- **Exercise requirements**
Word for word, repeat the data; no picture should appear in the result.

(Stored items from a collection)
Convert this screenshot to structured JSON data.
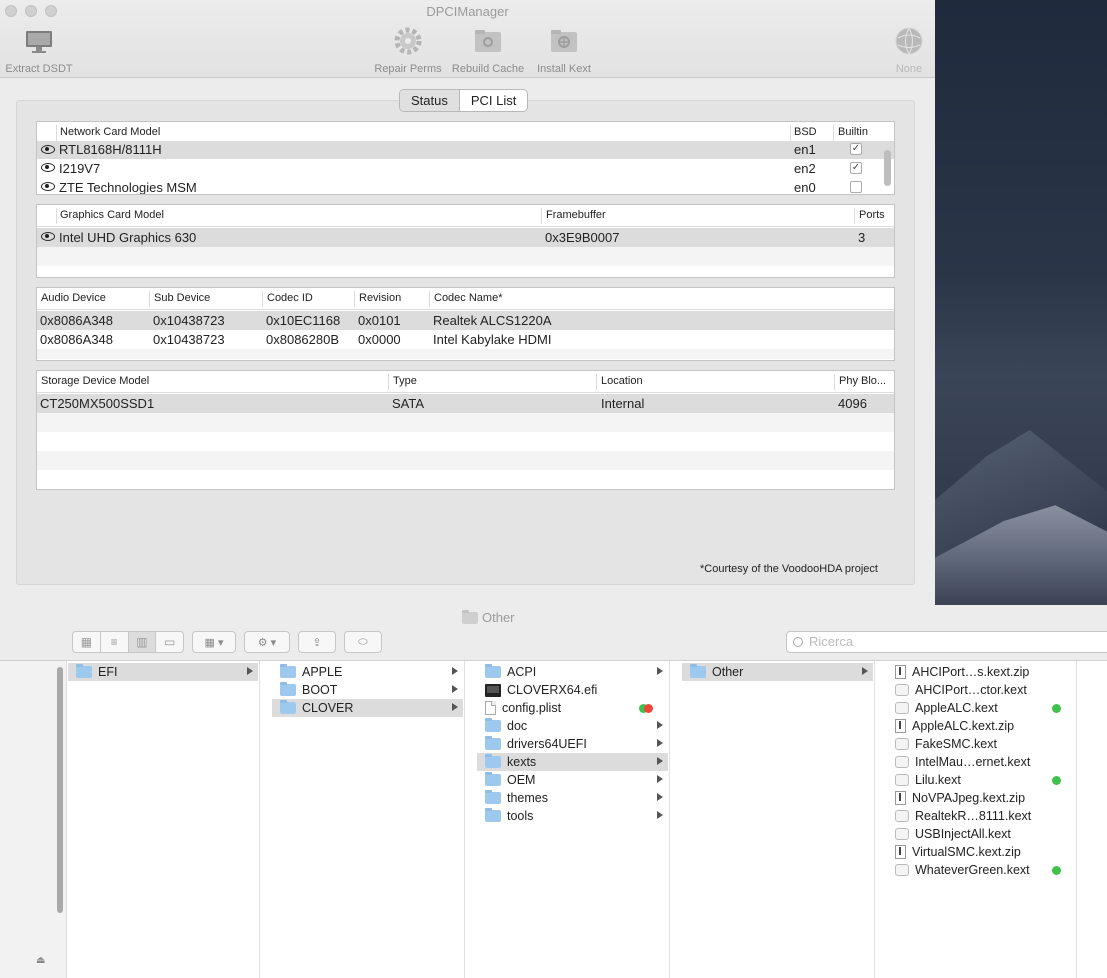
{
  "app": {
    "title": "DPCIManager",
    "toolbar": {
      "extract": "Extract DSDT",
      "repair": "Repair Perms",
      "rebuild": "Rebuild Cache",
      "install": "Install Kext",
      "none": "None"
    },
    "tabs": [
      "Status",
      "PCI List"
    ],
    "network": {
      "headers": [
        "Network Card Model",
        "BSD",
        "Builtin"
      ],
      "rows": [
        {
          "model": "RTL8168H/8111H",
          "bsd": "en1",
          "builtin": true
        },
        {
          "model": "I219V7",
          "bsd": "en2",
          "builtin": true
        },
        {
          "model": "ZTE Technologies MSM",
          "bsd": "en0",
          "builtin": false
        }
      ]
    },
    "graphics": {
      "headers": [
        "Graphics Card Model",
        "Framebuffer",
        "Ports"
      ],
      "rows": [
        {
          "model": "Intel UHD Graphics 630",
          "framebuffer": "0x3E9B0007",
          "ports": "3"
        }
      ]
    },
    "audio": {
      "headers": [
        "Audio Device",
        "Sub Device",
        "Codec ID",
        "Revision",
        "Codec Name*"
      ],
      "rows": [
        {
          "device": "0x8086A348",
          "sub": "0x10438723",
          "codec": "0x10EC1168",
          "rev": "0x0101",
          "name": "Realtek ALCS1220A"
        },
        {
          "device": "0x8086A348",
          "sub": "0x10438723",
          "codec": "0x8086280B",
          "rev": "0x0000",
          "name": "Intel Kabylake HDMI"
        }
      ]
    },
    "storage": {
      "headers": [
        "Storage Device Model",
        "Type",
        "Location",
        "Phy Blo..."
      ],
      "rows": [
        {
          "model": "CT250MX500SSD1",
          "type": "SATA",
          "location": "Internal",
          "block": "4096"
        }
      ]
    },
    "courtesy": "*Courtesy of the VoodooHDA project"
  },
  "finder": {
    "title": "Other",
    "search_placeholder": "Ricerca",
    "columns": [
      [
        {
          "name": "EFI",
          "icon": "folder-icon",
          "sel": true,
          "arrow": true
        }
      ],
      [
        {
          "name": "APPLE",
          "icon": "folder-icon",
          "arrow": true
        },
        {
          "name": "BOOT",
          "icon": "folder-icon",
          "arrow": true
        },
        {
          "name": "CLOVER",
          "icon": "folder-icon",
          "sel": true,
          "arrow": true
        }
      ],
      [
        {
          "name": "ACPI",
          "icon": "folder-icon",
          "arrow": true
        },
        {
          "name": "CLOVERX64.efi",
          "icon": "efi-icon"
        },
        {
          "name": "config.plist",
          "icon": "document-icon",
          "tags": [
            "green",
            "red"
          ]
        },
        {
          "name": "doc",
          "icon": "folder-icon",
          "arrow": true
        },
        {
          "name": "drivers64UEFI",
          "icon": "folder-icon",
          "arrow": true
        },
        {
          "name": "kexts",
          "icon": "folder-icon",
          "sel": true,
          "arrow": true
        },
        {
          "name": "OEM",
          "icon": "folder-icon",
          "arrow": true
        },
        {
          "name": "themes",
          "icon": "folder-icon",
          "arrow": true
        },
        {
          "name": "tools",
          "icon": "folder-icon",
          "arrow": true
        }
      ],
      [
        {
          "name": "Other",
          "icon": "folder-icon",
          "sel": true,
          "arrow": true
        }
      ],
      [
        {
          "name": "AHCIPort…s.kext.zip",
          "icon": "zip-icon"
        },
        {
          "name": "AHCIPort…ctor.kext",
          "icon": "kext-icon"
        },
        {
          "name": "AppleALC.kext",
          "icon": "kext-icon",
          "tags": [
            "green"
          ]
        },
        {
          "name": "AppleALC.kext.zip",
          "icon": "zip-icon"
        },
        {
          "name": "FakeSMC.kext",
          "icon": "kext-icon"
        },
        {
          "name": "IntelMau…ernet.kext",
          "icon": "kext-icon"
        },
        {
          "name": "Lilu.kext",
          "icon": "kext-icon",
          "tags": [
            "green"
          ]
        },
        {
          "name": "NoVPAJpeg.kext.zip",
          "icon": "zip-icon"
        },
        {
          "name": "RealtekR…8111.kext",
          "icon": "kext-icon"
        },
        {
          "name": "USBInjectAll.kext",
          "icon": "kext-icon"
        },
        {
          "name": "VirtualSMC.kext.zip",
          "icon": "zip-icon"
        },
        {
          "name": "WhateverGreen.kext",
          "icon": "kext-icon",
          "tags": [
            "green"
          ]
        }
      ]
    ]
  }
}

- **Answer space**
Convert this screenshot to structured JSON data.
{
  "app": {
    "title": "DPCIManager",
    "toolbar": {
      "extract": "Extract DSDT",
      "repair": "Repair Perms",
      "rebuild": "Rebuild Cache",
      "install": "Install Kext",
      "none": "None"
    },
    "tabs": [
      "Status",
      "PCI List"
    ],
    "network": {
      "headers": [
        "Network Card Model",
        "BSD",
        "Builtin"
      ],
      "rows": [
        {
          "model": "RTL8168H/8111H",
          "bsd": "en1",
          "builtin": true
        },
        {
          "model": "I219V7",
          "bsd": "en2",
          "builtin": true
        },
        {
          "model": "ZTE Technologies MSM",
          "bsd": "en0",
          "builtin": false
        }
      ]
    },
    "graphics": {
      "headers": [
        "Graphics Card Model",
        "Framebuffer",
        "Ports"
      ],
      "rows": [
        {
          "model": "Intel UHD Graphics 630",
          "framebuffer": "0x3E9B0007",
          "ports": "3"
        }
      ]
    },
    "audio": {
      "headers": [
        "Audio Device",
        "Sub Device",
        "Codec ID",
        "Revision",
        "Codec Name*"
      ],
      "rows": [
        {
          "device": "0x8086A348",
          "sub": "0x10438723",
          "codec": "0x10EC1168",
          "rev": "0x0101",
          "name": "Realtek ALCS1220A"
        },
        {
          "device": "0x8086A348",
          "sub": "0x10438723",
          "codec": "0x8086280B",
          "rev": "0x0000",
          "name": "Intel Kabylake HDMI"
        }
      ]
    },
    "storage": {
      "headers": [
        "Storage Device Model",
        "Type",
        "Location",
        "Phy Blo..."
      ],
      "rows": [
        {
          "model": "CT250MX500SSD1",
          "type": "SATA",
          "location": "Internal",
          "block": "4096"
        }
      ]
    },
    "courtesy": "*Courtesy of the VoodooHDA project"
  },
  "finder": {
    "title": "Other",
    "search_placeholder": "Ricerca",
    "columns": [
      [
        {
          "name": "EFI",
          "icon": "folder-icon",
          "sel": true,
          "arrow": true
        }
      ],
      [
        {
          "name": "APPLE",
          "icon": "folder-icon",
          "arrow": true
        },
        {
          "name": "BOOT",
          "icon": "folder-icon",
          "arrow": true
        },
        {
          "name": "CLOVER",
          "icon": "folder-icon",
          "sel": true,
          "arrow": true
        }
      ],
      [
        {
          "name": "ACPI",
          "icon": "folder-icon",
          "arrow": true
        },
        {
          "name": "CLOVERX64.efi",
          "icon": "efi-icon"
        },
        {
          "name": "config.plist",
          "icon": "document-icon",
          "tags": [
            "green",
            "red"
          ]
        },
        {
          "name": "doc",
          "icon": "folder-icon",
          "arrow": true
        },
        {
          "name": "drivers64UEFI",
          "icon": "folder-icon",
          "arrow": true
        },
        {
          "name": "kexts",
          "icon": "folder-icon",
          "sel": true,
          "arrow": true
        },
        {
          "name": "OEM",
          "icon": "folder-icon",
          "arrow": true
        },
        {
          "name": "themes",
          "icon": "folder-icon",
          "arrow": true
        },
        {
          "name": "tools",
          "icon": "folder-icon",
          "arrow": true
        }
      ],
      [
        {
          "name": "Other",
          "icon": "folder-icon",
          "sel": true,
          "arrow": true
        }
      ],
      [
        {
          "name": "AHCIPort…s.kext.zip",
          "icon": "zip-icon"
        },
        {
          "name": "AHCIPort…ctor.kext",
          "icon": "kext-icon"
        },
        {
          "name": "AppleALC.kext",
          "icon": "kext-icon",
          "tags": [
            "green"
          ]
        },
        {
          "name": "AppleALC.kext.zip",
          "icon": "zip-icon"
        },
        {
          "name": "FakeSMC.kext",
          "icon": "kext-icon"
        },
        {
          "name": "IntelMau…ernet.kext",
          "icon": "kext-icon"
        },
        {
          "name": "Lilu.kext",
          "icon": "kext-icon",
          "tags": [
            "green"
          ]
        },
        {
          "name": "NoVPAJpeg.kext.zip",
          "icon": "zip-icon"
        },
        {
          "name": "RealtekR…8111.kext",
          "icon": "kext-icon"
        },
        {
          "name": "USBInjectAll.kext",
          "icon": "kext-icon"
        },
        {
          "name": "VirtualSMC.kext.zip",
          "icon": "zip-icon"
        },
        {
          "name": "WhateverGreen.kext",
          "icon": "kext-icon",
          "tags": [
            "green"
          ]
        }
      ]
    ]
  }
}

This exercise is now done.